Anatomy of a Stride
Recall from the previous post, "Running Form: Distilled (Part 2)," that by employing a standard by which to frame, evaluate and adjust movement you can begin running right, from the start, just as nature provides. So here in Part 3, as you look more closely at the running stride and explore the accompanying drills, you'll immediately begin recapturing forgotten physical fluencies, and perhaps more of the joy of running, too. Read on and experience it yourself!
Start from the Pose position where you're balanced on (the ball of) one foot while the other is pulled up under your hips. Picture this as arranging the lower body in a closed-top, figure-four position (4), with the upper body resting vertically above.
This "Pose" is that singular point in space and time that separates the previous stride from the next. It is where the centers of gravity of the body and swing leg are in line with support, the ball of the foot. Ideally, this occurs at mid stance. But, whether at mid stance or slightly beyond, the next component of continuing running -- the Fall -- cannot happen until the the Pose is reached. This isn't my opinion, nor is it Romanov's creation; rather, it's the laws of physics that make it so. Nature sets the standard.
So from here, in this Pose position, you stand on the precipice, ready to give yourself to gravity and fall forward at 9.8m/s 2 into the next stride, and the next...
Pose Position | Figure 4

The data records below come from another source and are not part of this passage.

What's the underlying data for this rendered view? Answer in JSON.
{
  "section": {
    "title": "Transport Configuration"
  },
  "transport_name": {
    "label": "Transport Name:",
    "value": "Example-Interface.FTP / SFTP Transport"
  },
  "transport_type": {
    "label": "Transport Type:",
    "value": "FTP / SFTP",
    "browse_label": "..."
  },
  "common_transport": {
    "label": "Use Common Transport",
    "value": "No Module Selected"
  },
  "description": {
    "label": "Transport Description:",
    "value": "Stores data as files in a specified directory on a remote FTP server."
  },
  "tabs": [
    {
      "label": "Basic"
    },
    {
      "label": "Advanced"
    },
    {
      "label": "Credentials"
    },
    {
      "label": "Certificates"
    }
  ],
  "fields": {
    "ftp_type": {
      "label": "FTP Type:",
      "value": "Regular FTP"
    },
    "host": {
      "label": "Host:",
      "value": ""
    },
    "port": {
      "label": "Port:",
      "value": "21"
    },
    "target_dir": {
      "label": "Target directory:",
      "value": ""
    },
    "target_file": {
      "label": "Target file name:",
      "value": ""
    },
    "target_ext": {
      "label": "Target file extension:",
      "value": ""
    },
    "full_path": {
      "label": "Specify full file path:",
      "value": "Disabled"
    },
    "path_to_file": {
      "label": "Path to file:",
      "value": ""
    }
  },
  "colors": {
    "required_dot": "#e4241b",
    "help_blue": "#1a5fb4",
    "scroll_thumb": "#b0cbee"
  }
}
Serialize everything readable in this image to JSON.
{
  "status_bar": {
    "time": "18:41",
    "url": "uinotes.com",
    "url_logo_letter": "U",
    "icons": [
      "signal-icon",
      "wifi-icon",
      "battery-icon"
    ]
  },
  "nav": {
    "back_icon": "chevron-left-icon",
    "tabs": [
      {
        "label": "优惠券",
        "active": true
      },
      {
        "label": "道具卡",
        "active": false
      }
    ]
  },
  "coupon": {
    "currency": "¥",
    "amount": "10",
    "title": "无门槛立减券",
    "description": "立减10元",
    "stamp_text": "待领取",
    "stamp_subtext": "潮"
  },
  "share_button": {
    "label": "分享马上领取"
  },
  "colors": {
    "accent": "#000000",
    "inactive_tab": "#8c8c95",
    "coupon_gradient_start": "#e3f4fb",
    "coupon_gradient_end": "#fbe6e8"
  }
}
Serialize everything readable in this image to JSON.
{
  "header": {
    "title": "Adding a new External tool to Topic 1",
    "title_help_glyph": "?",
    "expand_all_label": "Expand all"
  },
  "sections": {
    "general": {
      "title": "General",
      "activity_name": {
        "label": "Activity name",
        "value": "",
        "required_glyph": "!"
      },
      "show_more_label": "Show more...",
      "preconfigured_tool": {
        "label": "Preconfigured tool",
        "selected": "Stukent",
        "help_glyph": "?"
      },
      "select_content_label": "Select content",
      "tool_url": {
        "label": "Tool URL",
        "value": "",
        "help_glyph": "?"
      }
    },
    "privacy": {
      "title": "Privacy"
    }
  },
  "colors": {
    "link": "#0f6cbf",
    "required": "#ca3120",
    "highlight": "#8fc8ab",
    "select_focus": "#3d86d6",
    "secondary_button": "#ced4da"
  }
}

* Experience it yourself: Get the feeling for the running Pose. Maybe do a few single leg quarter squats. Bounce up and down a bit. Do all this barefooted and feel support. Lean forward and back, exploring balance and imbalance. Notice where support begins to disappear.
It's important to know that only by initially touching down on the ball of the foot are you able to access all the available leverage and elastic properties as you gently load your biomechanical spring system at mid stance. The first force plate graph is revealing. The running Pose occurs at the peak of the curve.
Force Plate | Gentle Forefoot Touchdown
In contrast, by crashing down on the heel or a so-called mid foot you forfeit the soft and safe loading of your natural spring and impose an oblique impact to a system ill designed to receive it. (Jump rope on your heels and flat footed to drive this point home.) But, in running you don't feel it so much because even the thinest of soled shoes can attenuate enough local pain to allow the error to persist. Still, the harsh impact of 2 to 3 times bodyweight evidenced by the second force plate graph is being hammered into the body, stride after stride. With heel striking typical of most runners, is it any wonder that injury is so prevalent?
Force Plate 2 | Harsh Heel Strike
Take the next step forward in your understanding of running in "Running Form: Distilled (Part 3b)."